Excerpts from a dataset:
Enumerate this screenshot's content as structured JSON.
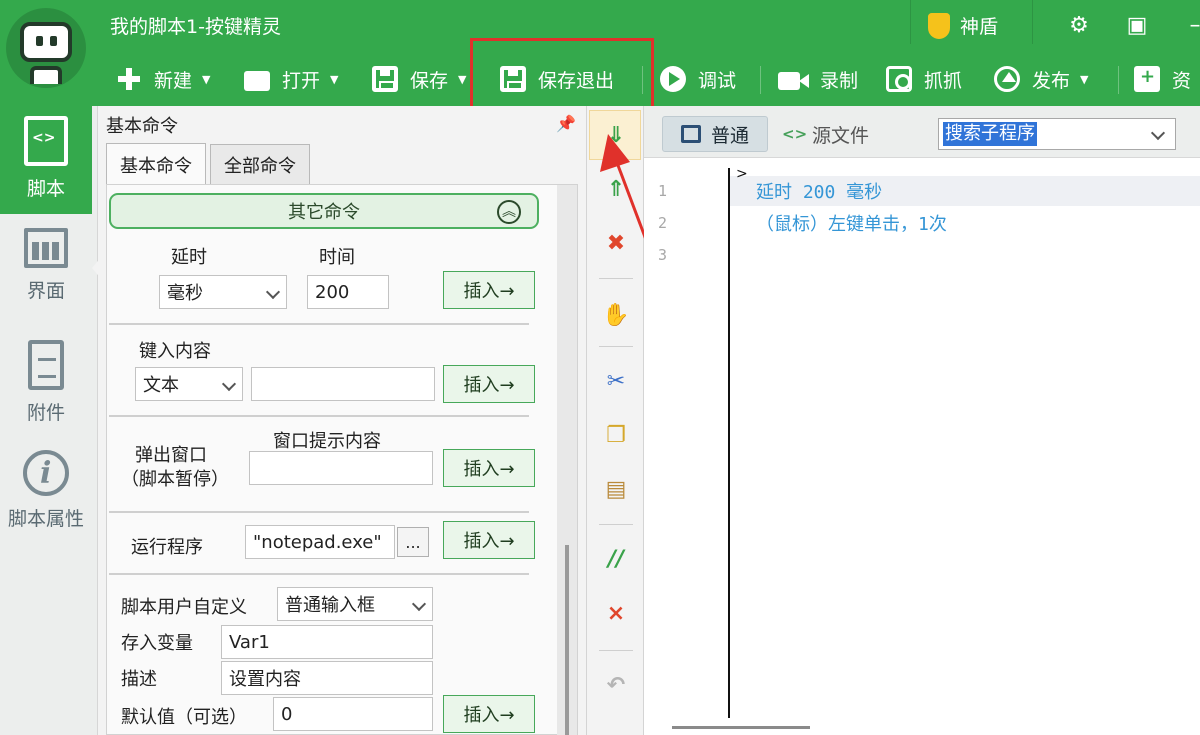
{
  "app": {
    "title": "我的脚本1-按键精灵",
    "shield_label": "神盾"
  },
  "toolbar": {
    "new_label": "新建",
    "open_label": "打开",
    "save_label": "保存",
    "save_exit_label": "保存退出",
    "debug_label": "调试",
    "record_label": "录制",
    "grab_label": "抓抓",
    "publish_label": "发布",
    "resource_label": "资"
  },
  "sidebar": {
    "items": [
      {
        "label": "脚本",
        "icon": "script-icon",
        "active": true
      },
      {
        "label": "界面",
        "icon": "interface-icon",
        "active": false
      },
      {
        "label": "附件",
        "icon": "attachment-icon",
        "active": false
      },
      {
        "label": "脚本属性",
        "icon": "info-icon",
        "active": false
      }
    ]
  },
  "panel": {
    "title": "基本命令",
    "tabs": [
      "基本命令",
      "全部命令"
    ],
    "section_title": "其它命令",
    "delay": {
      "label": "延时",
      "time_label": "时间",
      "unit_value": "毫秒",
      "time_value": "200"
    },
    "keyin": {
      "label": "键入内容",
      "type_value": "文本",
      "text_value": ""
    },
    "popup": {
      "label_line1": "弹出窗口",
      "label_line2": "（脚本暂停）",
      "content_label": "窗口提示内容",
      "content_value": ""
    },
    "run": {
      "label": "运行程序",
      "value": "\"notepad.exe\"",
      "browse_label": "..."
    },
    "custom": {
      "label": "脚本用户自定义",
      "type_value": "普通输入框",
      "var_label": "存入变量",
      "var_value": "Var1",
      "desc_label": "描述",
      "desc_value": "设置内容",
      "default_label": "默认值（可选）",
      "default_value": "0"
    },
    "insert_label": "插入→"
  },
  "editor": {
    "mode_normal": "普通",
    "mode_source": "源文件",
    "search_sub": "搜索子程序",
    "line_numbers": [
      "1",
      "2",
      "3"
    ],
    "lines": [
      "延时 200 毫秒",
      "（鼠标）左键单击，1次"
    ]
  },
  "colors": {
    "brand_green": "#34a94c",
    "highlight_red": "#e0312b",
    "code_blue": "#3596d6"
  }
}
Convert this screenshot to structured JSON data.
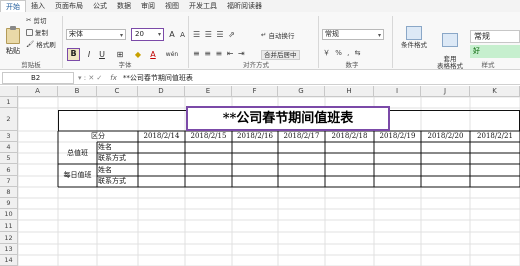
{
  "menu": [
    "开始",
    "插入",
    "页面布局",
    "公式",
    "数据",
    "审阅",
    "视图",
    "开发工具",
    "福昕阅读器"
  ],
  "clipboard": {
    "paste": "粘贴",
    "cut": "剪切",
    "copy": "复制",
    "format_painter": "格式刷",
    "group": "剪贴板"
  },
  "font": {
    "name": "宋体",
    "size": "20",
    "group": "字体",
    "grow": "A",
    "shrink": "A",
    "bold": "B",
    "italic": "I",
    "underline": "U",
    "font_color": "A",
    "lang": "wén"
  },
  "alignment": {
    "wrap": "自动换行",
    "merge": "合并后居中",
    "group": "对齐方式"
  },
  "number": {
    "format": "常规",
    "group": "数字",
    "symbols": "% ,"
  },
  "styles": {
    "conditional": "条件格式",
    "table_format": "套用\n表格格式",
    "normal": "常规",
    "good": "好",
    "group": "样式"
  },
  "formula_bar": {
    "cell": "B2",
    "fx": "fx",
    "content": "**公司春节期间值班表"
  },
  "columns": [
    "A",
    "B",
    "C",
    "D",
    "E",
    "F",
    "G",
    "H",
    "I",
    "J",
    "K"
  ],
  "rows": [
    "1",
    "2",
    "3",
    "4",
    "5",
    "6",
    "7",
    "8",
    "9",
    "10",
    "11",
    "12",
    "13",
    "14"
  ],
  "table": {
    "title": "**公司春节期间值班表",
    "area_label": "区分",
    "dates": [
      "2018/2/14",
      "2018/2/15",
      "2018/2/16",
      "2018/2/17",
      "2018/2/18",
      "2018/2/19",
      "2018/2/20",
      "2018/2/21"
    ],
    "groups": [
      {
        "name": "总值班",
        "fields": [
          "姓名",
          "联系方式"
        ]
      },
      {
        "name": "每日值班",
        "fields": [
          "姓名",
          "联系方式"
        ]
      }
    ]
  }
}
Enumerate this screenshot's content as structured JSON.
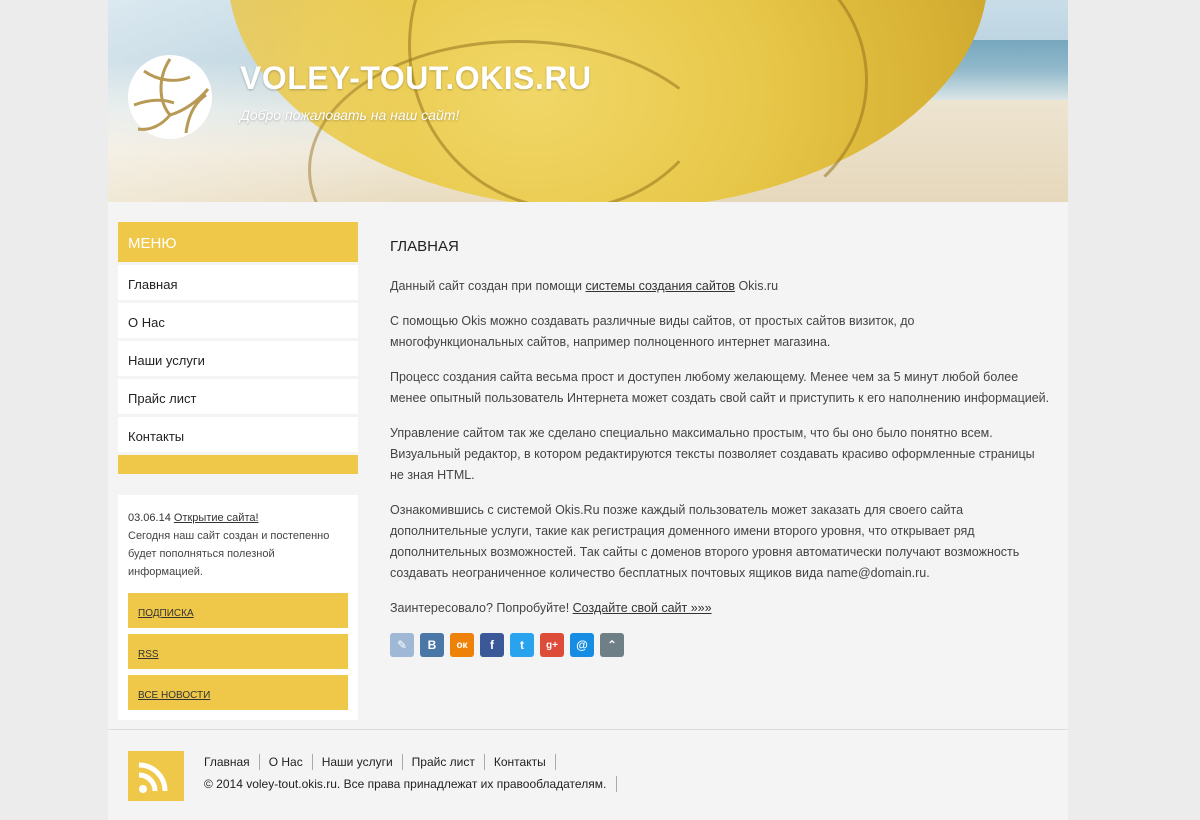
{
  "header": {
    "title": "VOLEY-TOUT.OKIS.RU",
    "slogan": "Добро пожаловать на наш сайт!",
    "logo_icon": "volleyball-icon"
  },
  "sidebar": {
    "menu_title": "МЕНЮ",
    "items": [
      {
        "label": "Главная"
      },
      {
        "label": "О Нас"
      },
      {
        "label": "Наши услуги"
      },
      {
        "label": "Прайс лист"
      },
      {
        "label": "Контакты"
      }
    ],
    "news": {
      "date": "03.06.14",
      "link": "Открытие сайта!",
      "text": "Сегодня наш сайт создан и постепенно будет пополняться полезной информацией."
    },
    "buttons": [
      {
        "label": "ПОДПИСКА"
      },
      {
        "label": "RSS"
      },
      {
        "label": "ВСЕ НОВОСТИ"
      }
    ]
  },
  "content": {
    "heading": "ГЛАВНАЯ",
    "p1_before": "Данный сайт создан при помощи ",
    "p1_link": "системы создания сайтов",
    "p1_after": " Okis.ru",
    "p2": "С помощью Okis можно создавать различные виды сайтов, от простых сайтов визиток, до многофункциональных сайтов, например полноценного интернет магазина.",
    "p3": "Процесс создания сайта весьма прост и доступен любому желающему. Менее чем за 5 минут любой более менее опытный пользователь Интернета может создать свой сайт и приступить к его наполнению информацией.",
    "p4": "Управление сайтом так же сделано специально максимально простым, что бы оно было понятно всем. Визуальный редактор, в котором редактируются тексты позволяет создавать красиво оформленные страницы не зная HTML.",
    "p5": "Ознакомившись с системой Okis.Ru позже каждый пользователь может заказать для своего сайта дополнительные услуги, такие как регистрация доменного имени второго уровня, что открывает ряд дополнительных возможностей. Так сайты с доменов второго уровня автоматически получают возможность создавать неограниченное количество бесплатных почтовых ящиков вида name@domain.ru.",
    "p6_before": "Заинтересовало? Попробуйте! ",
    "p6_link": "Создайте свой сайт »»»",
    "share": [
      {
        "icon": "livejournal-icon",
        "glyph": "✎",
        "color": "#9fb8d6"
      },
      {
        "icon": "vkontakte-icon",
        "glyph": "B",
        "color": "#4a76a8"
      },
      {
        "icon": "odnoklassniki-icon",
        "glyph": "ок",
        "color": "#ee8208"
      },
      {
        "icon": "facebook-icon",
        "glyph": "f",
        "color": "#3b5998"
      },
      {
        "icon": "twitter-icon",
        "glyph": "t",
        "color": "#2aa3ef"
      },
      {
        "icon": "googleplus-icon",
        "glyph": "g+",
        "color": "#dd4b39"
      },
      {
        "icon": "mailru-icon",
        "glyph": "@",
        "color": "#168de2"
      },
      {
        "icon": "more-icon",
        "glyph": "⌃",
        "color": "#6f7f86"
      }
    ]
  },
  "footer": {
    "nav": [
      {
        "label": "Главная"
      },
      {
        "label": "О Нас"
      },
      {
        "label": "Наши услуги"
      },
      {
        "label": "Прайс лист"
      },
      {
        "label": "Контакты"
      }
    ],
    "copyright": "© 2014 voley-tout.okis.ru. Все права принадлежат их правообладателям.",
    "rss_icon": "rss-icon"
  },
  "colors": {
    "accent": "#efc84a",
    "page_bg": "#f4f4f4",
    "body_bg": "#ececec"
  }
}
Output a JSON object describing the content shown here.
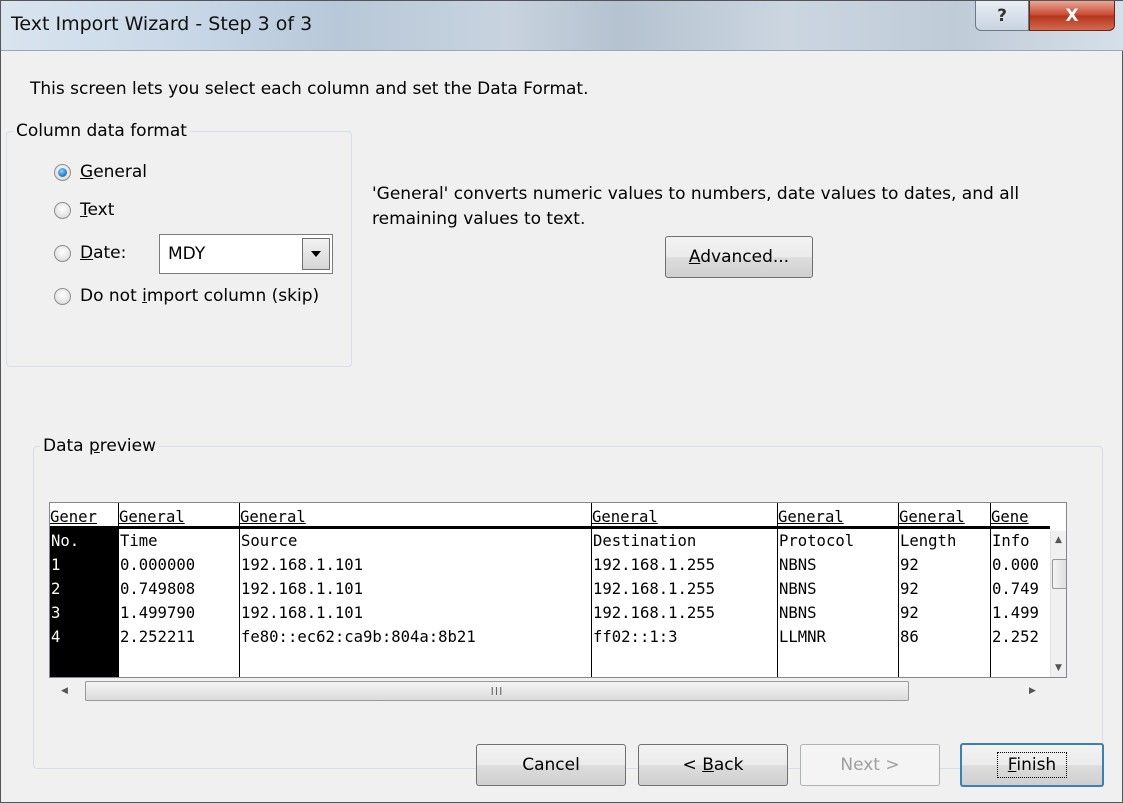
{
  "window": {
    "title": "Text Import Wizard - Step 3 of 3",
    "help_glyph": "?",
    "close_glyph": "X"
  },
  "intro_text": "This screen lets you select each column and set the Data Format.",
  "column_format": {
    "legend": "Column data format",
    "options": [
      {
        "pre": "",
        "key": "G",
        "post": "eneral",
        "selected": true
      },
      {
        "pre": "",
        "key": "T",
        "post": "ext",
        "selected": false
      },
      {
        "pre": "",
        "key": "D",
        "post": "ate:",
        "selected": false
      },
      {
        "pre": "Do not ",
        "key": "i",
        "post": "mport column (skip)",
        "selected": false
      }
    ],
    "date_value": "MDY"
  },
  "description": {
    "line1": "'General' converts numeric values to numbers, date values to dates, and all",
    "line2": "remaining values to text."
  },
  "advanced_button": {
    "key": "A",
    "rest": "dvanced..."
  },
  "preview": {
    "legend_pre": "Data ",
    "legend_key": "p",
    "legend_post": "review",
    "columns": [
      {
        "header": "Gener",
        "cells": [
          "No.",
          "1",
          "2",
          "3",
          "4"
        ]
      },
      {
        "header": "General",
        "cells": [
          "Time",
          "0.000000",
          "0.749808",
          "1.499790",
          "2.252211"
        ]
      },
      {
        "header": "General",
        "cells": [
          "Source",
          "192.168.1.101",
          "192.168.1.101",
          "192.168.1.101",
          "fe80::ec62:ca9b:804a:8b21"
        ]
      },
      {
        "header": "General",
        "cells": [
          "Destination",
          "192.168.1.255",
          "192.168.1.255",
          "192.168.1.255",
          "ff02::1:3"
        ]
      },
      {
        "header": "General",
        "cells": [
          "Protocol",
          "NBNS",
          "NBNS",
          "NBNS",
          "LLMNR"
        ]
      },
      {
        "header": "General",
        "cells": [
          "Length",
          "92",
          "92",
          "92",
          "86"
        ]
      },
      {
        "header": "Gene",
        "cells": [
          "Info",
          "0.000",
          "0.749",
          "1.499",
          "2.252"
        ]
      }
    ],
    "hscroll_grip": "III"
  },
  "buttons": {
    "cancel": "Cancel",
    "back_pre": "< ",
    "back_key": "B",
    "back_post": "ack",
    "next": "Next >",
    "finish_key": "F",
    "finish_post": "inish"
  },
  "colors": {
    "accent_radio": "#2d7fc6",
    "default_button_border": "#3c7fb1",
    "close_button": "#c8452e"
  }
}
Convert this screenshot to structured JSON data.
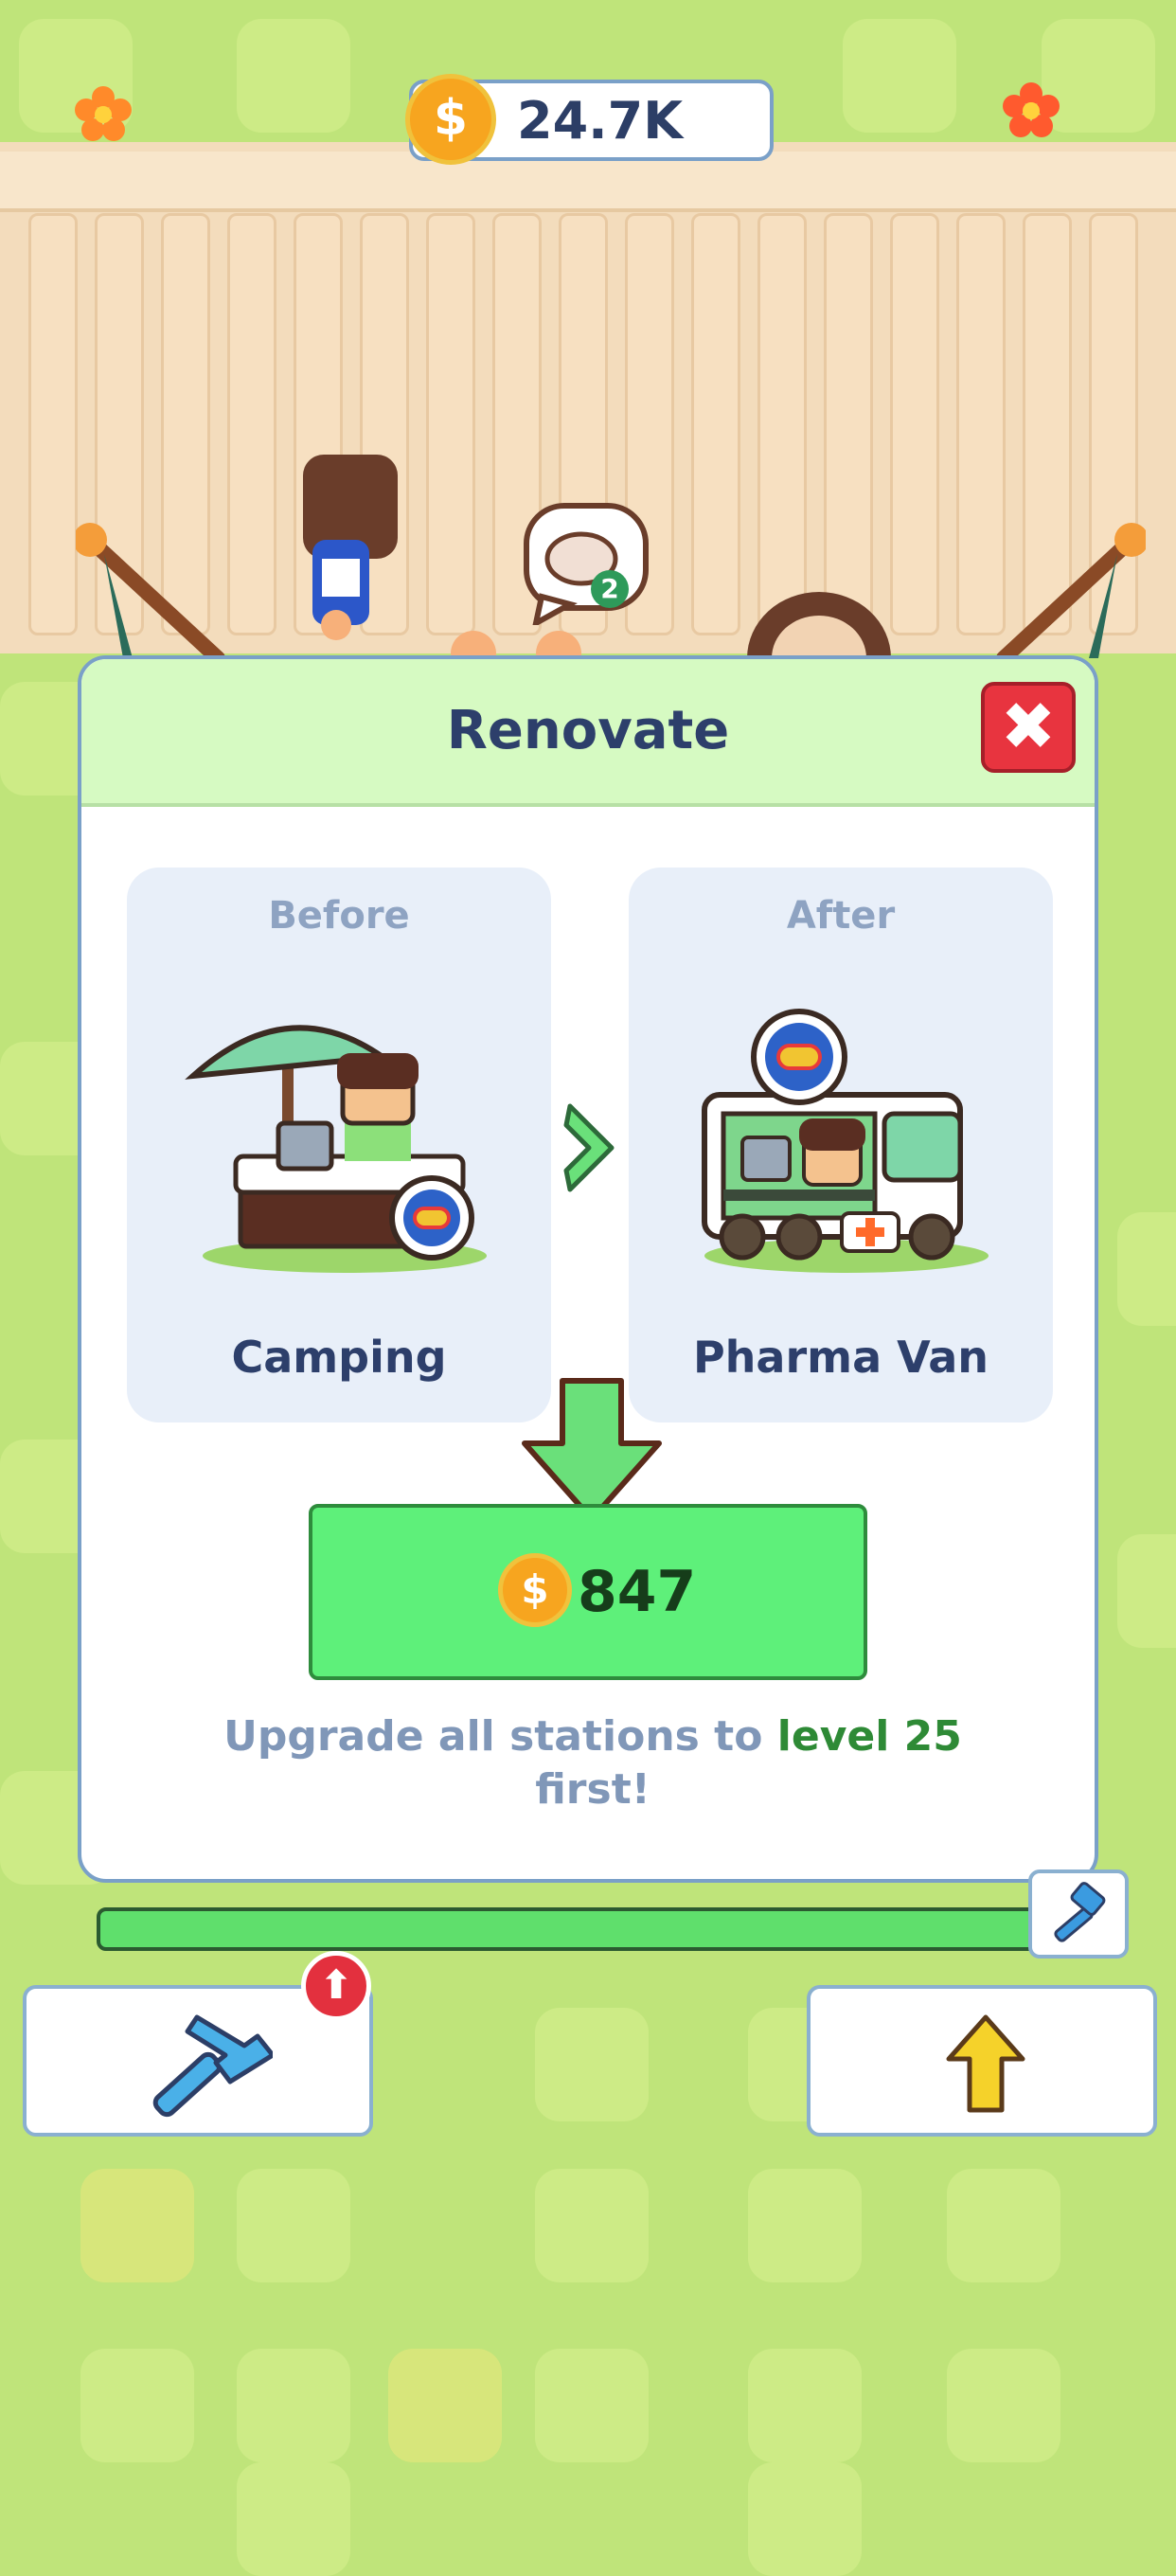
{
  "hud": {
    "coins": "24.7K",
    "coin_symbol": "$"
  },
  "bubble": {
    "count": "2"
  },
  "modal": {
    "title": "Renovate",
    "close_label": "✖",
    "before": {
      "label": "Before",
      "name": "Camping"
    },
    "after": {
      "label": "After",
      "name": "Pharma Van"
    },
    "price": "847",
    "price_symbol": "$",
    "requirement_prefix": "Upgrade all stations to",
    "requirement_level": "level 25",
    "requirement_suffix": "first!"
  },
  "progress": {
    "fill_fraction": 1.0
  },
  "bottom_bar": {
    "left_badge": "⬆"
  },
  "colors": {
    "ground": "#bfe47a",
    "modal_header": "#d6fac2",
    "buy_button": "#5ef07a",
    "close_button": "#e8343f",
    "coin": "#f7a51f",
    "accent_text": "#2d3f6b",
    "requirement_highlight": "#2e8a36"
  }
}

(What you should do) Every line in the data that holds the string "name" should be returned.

(Output below)
    "name": "宋体",
        "name": "总值班",
        "name": "每日值班",
    "p5": "Ознакомившись с системой Okis.Ru позже каждый пользователь может заказать для своего сайта дополнительные услуги, такие как регистрация доменного имени второго уровня, что открывает ряд дополнительных возможностей. Так сайты с доменов второго уровня автоматически получают возможность создавать неограниченное количество бесплатных почтовых ящиков вида name@domain.ru.",
      "name": "Camping"
      "name": "Pharma Van"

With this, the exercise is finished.